Is It Spring Yet?

It is, but in early April, the most profuse flowers remain the snowdrops. Squirrels love to rearrange them, but they don’t seem to eat them, and neither do the rabbits, although they did cautiously nibble on one last year.

Snowdrops pop up in unexpected places, like the base of the willow-leaved Amsonia, whose straw forms the backdrop. Photographed on April 1, 2023.

Continue reading “Is It Spring Yet?”

Texture in the Summer Garden

A relaxing garden has both restful places for your eyes and focal points to enjoy. Green is restful, but it can get monotonous if it’s all identical, as in a yard with a well-kept lawn, but nothing else. Texture is a good way to add interest without losing the restfulness of green. Massing, an application of the design principles of repetition and proximity, is a great way to develop texture that is sufficiently interesting to lead your eyes to an interesting larger plant or something in bloom. Continue reading “Texture in the Summer Garden”

Bleeding Hearts Come Full Circle

The bleeding hearts are going to seed. This is a plant that scatters its seed a little, but is easily controlled. They are very nice around potentially leggy things like roses and lilies.

A red bleeding heart with seedpods that are nearly full sized. The clump of debris hanging over the seedpod on the left is a cluster of elm seeds. Photographed on June 14, 2019.

A month ago today, the bleeding hearts in the full shade of the house were in bloom; the red bleeding hearts started blooming a couple of days earlier. With even a little sun, the soil warms a little faster and plants bloom a little sooner. Continue reading “Bleeding Hearts Come Full Circle”

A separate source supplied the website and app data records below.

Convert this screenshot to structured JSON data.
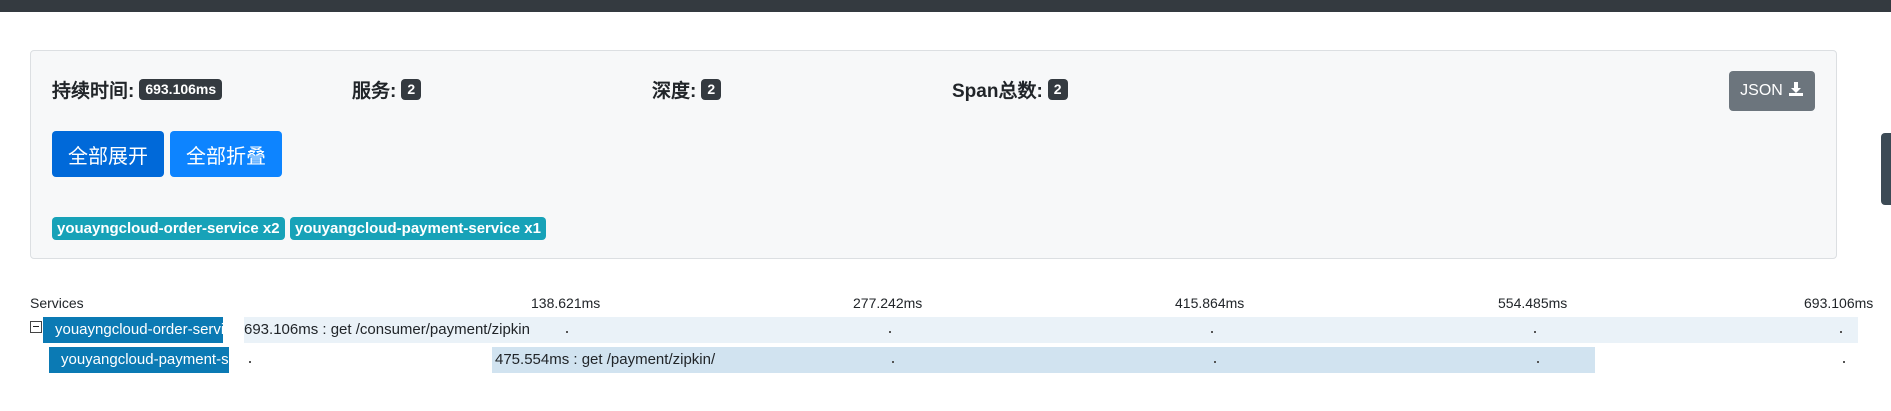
{
  "summary": {
    "duration_label": "持续时间:",
    "duration_value": "693.106ms",
    "services_label": "服务:",
    "services_value": "2",
    "depth_label": "深度:",
    "depth_value": "2",
    "spans_label": "Span总数:",
    "spans_value": "2",
    "json_button_label": "JSON",
    "expand_all_label": "全部展开",
    "collapse_all_label": "全部折叠",
    "service_badges": [
      "youayngcloud-order-service x2",
      "youyangcloud-payment-service x1"
    ]
  },
  "timeline": {
    "services_header": "Services",
    "ticks": [
      "138.621ms",
      "277.242ms",
      "415.864ms",
      "554.485ms",
      "693.106ms"
    ],
    "rows": [
      {
        "service": "youayngcloud-order-service",
        "span_label": "693.106ms : get /consumer/payment/zipkin"
      },
      {
        "service": "youyangcloud-payment-service",
        "span_label": "475.554ms : get /payment/zipkin/"
      }
    ]
  },
  "colors": {
    "topbar": "#343a40",
    "primary": "#0069d9",
    "info_badge": "#17a2b8",
    "service_label_bg": "#0b7ab4",
    "span_bar": "#d1e3f0"
  }
}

The Green of May

What a gorgeous time of year. My eyes have been craving the bright, grassy, green of May in everything from lawn to ferns to rose foliage and new fig leaves. Here are some of my favorites.

The ostrich ferns are more or less full size, and a beautiful shade of green. Some of them have moved into the small gap between the top of the driveway and the big planter that sits there, making it easy to look down into them. Now that they are fully unfurled, the leaves make beautiful patterns.

Photograph of view straight down into the middle of an ostrich fern.
Looking straight down into the funnel of an ostrich fern. Photographed on May 14, 2018.

The rue anemone have lost or hidden all their red pigment—the flowers are now white and the leaves are bright green. Rue anemone spreads happily and shares space well, especially with eastern columbines, which have similar-looking foliage. The occasional pop of red is pleasant. Continue reading “The Green of May”

The Final April Snow—I Hope

It is still gloomy, and it has started to snow again. None of the snow we have had this week has stuck to anything more than lawn for a few hours.

They Look Tender, but They Are Not

I drove through a teeny, tiny snow squall on the way home last [Monday] night, but nothing was sticking. It was sticking by morning, but perennials that come up this early can stand a little snow.

Photograph of newly erupted bleeding heart plant
Bleeding hearts in the snow. Photographed on April 10, 2018.

Continue reading “The Final April Snow—I Hope”